In the entire 30 minutes van Veldhoven’s hands never indicated a cessation. Even his cut offs seemed to lift upward. Everything moved forward, from the smallest phrase through entire movements. It seemed like everyone on stage enjoyed it. The audience sure did.
There were two unexpected treats still to come. The first was offered that evening when the performers granted us peace with a short encore, the “Dona Nobis Pacem” from Bach’s B-Minor Mass. A special gift.
This second treat is still available to you. This concert was performed on the previous evening in Eugene and was preceded by the Hinkle Distinguished Lecture “Let’s Talk” with van Veldhoven as special guest and was live streamed. Aw, dagnabbit. Why was that such a well-kept secret? I, too, was totally bummed until I discovered that IT IS STILL AVAILABLE ON-LINE.
(Oops, was that supposed to be a secret, too?)
Well, here it is. As a baroque concert postprandial, it works quite well. But whether you attended the concert or not this interview is a gem. Here’s the link:
You can continue to hear great music from the Oregon Bach Festival (tickets here) which runs through July 16 and from Chamber Music Northwest, who travels to Eugene on July 11, and whose Portland Summer Festival continues through July 24 (streaming until July 28). Full Program here.
There is one more super-secret live-steam OBF Hinkle Lecture, this one on the Penderecki Credo on July 8, 9:45 am. Here’s the link for when it goes live.
Choral Music at the AGO

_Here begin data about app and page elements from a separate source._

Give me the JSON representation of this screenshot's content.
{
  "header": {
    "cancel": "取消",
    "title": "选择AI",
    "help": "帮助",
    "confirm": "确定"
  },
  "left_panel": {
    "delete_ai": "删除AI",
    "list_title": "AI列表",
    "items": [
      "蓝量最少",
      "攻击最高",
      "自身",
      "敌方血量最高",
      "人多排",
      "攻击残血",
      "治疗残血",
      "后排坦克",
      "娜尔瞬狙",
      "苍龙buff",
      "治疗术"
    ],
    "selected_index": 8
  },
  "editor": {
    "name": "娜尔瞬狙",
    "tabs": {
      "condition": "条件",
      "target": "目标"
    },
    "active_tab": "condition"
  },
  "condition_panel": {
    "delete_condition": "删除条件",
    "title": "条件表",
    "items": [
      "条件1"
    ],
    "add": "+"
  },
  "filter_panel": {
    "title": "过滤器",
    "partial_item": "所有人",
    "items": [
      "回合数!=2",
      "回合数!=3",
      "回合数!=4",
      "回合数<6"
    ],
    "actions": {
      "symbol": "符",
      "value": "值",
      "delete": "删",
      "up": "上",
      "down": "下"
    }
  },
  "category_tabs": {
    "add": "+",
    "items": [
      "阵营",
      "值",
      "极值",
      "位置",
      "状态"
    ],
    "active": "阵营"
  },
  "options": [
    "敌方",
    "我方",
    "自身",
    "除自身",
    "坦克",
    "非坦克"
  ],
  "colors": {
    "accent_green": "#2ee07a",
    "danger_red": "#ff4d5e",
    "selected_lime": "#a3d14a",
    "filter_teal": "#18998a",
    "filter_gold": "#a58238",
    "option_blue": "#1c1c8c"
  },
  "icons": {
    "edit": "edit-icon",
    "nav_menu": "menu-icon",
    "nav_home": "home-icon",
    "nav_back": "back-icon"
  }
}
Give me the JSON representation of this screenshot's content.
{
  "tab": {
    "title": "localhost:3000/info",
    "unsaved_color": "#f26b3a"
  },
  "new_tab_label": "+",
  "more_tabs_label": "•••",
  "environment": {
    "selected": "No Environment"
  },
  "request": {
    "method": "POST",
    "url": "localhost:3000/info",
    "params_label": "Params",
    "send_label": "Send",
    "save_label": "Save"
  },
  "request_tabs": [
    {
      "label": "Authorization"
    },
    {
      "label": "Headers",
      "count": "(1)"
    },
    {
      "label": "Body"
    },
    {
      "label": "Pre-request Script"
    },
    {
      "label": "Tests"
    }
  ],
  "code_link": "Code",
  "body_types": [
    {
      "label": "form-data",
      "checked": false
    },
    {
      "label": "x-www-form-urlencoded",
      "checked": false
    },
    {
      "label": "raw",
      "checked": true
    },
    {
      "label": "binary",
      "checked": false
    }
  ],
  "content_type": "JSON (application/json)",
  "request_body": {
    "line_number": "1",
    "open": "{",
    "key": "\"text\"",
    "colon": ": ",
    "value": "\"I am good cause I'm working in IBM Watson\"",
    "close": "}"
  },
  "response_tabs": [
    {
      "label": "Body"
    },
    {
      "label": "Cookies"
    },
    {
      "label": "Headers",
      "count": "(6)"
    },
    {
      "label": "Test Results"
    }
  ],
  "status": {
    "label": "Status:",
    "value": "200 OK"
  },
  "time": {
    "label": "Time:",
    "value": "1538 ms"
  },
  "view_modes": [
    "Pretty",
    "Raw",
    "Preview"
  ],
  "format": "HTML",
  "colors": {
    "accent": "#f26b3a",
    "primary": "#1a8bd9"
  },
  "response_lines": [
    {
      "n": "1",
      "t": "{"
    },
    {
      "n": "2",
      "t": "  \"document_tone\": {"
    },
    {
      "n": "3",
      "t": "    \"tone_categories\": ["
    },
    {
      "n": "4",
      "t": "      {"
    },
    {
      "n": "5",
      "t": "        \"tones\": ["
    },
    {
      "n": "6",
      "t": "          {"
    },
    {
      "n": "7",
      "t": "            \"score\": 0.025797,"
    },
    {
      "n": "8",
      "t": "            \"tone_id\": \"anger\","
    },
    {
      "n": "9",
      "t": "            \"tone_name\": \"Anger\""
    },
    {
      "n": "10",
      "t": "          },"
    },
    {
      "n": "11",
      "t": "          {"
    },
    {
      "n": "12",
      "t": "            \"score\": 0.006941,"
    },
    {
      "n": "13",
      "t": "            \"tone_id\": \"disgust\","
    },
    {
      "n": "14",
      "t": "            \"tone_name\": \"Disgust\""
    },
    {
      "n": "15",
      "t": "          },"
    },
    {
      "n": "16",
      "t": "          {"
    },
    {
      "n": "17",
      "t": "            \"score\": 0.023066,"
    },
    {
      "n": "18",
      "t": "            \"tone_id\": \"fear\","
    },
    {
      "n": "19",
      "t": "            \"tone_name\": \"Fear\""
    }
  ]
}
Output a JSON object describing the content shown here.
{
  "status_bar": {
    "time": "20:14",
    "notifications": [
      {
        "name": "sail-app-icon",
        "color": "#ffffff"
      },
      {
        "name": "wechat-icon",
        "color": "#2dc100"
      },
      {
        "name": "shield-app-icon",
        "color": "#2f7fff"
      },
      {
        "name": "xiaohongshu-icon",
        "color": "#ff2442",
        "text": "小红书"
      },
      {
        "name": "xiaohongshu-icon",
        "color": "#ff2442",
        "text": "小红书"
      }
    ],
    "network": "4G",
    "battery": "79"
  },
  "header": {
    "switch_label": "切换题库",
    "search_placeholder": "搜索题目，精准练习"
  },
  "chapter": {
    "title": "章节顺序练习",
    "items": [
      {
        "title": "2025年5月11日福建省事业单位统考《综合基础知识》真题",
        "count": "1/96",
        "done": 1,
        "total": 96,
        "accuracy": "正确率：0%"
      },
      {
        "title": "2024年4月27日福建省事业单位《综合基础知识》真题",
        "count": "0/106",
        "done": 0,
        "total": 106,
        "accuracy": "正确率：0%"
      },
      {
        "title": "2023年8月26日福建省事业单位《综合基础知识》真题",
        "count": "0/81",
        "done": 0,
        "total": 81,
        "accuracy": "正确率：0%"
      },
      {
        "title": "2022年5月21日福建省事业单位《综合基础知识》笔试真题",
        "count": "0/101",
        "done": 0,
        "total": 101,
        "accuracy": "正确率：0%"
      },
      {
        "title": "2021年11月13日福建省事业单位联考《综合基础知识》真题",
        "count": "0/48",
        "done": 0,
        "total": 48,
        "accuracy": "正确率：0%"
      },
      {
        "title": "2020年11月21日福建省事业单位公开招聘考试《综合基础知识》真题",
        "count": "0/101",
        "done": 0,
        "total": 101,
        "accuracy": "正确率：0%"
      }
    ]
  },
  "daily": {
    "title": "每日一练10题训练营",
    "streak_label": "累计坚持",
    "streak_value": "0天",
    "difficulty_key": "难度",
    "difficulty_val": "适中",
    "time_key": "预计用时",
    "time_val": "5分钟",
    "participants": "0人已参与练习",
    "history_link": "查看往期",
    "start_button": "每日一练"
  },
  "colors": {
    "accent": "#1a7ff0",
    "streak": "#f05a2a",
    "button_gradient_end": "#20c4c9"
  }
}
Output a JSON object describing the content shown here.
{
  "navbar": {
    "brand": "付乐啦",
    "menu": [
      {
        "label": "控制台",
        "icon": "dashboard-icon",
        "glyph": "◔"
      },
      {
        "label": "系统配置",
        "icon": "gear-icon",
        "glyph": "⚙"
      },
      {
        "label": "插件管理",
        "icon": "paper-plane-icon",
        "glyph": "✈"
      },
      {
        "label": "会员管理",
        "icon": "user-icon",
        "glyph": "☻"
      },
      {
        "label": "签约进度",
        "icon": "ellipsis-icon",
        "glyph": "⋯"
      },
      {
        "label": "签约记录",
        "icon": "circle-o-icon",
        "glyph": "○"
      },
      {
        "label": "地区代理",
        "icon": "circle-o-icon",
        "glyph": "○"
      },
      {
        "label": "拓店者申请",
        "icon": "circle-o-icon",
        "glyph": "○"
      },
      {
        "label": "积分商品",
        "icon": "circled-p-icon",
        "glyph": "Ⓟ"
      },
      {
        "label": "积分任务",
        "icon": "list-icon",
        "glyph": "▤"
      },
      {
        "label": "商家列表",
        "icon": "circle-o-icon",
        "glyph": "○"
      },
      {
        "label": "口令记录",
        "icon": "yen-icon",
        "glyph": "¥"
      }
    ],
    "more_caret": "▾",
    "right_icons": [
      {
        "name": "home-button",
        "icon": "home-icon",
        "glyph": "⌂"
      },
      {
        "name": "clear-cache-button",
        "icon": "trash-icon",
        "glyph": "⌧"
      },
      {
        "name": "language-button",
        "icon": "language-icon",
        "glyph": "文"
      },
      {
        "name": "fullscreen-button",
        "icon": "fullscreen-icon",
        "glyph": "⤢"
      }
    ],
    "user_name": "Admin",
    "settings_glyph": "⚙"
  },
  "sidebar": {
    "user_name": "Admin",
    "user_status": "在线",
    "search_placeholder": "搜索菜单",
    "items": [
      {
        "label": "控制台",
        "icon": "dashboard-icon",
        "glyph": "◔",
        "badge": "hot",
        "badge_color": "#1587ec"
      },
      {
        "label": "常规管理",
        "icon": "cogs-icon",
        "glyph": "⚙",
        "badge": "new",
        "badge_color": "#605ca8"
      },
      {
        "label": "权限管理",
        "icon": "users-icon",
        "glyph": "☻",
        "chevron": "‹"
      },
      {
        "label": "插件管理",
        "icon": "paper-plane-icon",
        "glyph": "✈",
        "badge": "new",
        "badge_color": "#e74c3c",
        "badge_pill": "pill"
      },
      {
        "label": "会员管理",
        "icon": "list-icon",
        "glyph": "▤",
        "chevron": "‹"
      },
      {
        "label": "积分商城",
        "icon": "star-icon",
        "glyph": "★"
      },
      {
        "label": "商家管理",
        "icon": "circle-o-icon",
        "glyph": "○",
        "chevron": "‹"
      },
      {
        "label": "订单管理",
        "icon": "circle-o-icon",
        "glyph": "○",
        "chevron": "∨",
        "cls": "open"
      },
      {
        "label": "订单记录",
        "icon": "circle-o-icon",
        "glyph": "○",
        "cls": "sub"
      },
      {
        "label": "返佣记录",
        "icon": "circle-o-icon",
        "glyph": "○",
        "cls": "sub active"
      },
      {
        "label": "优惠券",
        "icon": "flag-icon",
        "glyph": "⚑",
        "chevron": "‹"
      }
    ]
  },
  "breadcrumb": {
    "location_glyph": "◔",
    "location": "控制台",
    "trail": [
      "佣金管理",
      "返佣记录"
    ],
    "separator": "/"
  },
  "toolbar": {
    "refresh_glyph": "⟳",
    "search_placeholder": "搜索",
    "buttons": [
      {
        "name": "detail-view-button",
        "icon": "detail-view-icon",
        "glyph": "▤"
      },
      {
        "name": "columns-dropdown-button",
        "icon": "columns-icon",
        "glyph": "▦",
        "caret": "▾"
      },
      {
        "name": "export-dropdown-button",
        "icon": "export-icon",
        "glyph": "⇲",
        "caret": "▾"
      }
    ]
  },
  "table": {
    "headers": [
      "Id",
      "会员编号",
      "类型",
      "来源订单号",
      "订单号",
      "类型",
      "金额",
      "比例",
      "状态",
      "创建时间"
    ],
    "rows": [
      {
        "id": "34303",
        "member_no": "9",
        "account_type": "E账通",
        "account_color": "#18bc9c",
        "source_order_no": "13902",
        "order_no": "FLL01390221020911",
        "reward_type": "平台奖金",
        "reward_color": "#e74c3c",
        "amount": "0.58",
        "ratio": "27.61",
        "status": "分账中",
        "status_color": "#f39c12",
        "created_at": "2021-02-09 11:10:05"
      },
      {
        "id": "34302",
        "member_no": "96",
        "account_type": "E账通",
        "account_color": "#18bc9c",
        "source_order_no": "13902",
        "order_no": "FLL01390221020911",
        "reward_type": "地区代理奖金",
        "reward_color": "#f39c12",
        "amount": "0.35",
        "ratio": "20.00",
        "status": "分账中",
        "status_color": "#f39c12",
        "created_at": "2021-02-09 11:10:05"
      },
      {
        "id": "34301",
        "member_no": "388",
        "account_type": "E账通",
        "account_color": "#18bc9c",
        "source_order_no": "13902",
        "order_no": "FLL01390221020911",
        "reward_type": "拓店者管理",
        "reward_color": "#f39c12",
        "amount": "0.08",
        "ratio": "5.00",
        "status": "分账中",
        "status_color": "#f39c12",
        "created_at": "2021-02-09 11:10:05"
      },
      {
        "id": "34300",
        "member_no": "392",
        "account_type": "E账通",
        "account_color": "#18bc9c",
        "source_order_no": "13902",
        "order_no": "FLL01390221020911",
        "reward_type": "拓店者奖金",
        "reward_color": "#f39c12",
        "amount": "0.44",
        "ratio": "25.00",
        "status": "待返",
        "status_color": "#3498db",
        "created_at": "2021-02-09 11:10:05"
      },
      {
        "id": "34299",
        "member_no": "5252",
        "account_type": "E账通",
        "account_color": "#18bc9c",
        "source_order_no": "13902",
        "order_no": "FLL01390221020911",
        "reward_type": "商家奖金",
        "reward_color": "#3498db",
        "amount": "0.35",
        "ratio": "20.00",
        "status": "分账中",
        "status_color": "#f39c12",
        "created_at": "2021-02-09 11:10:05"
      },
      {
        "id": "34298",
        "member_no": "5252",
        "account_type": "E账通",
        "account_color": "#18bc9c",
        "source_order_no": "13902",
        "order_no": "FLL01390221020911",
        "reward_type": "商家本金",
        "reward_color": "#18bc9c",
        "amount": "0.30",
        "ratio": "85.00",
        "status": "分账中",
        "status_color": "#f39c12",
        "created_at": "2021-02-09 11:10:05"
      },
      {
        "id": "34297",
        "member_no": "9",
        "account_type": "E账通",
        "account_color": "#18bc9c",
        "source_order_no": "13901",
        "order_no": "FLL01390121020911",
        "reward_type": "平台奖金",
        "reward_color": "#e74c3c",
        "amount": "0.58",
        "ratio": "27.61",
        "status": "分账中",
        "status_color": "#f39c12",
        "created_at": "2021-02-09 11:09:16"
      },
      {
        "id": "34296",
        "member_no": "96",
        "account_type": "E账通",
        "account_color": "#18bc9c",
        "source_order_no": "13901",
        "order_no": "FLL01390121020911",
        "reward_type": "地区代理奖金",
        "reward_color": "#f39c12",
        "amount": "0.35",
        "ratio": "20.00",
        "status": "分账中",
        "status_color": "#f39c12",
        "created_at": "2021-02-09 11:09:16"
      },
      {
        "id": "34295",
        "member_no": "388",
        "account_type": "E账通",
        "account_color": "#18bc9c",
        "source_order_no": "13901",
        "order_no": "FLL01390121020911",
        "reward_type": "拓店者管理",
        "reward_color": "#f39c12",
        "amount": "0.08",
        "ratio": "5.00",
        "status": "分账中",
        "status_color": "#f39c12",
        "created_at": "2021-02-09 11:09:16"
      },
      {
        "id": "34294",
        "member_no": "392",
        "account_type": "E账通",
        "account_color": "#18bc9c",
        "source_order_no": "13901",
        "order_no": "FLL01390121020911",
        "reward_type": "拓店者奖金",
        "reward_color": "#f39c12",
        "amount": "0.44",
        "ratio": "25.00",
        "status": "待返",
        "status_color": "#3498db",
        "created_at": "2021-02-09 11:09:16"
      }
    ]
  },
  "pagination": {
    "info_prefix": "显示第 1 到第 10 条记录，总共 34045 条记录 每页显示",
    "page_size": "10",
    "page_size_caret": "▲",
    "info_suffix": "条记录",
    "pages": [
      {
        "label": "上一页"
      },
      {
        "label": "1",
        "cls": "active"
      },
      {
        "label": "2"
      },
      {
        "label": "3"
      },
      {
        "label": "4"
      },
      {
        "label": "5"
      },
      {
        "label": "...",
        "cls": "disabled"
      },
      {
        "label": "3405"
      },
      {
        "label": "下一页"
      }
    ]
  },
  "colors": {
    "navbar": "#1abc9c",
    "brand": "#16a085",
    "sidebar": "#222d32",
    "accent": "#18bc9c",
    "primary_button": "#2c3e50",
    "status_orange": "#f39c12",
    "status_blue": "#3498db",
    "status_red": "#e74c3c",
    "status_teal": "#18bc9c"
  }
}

The American Guild of Organists conference is coming to Portland and two Portland Choirs are featured. Cantores in Ecclesia will perform on Monday, July 10 and Cappella Romana on July 12. Check the full concert schedule and get ticket information here.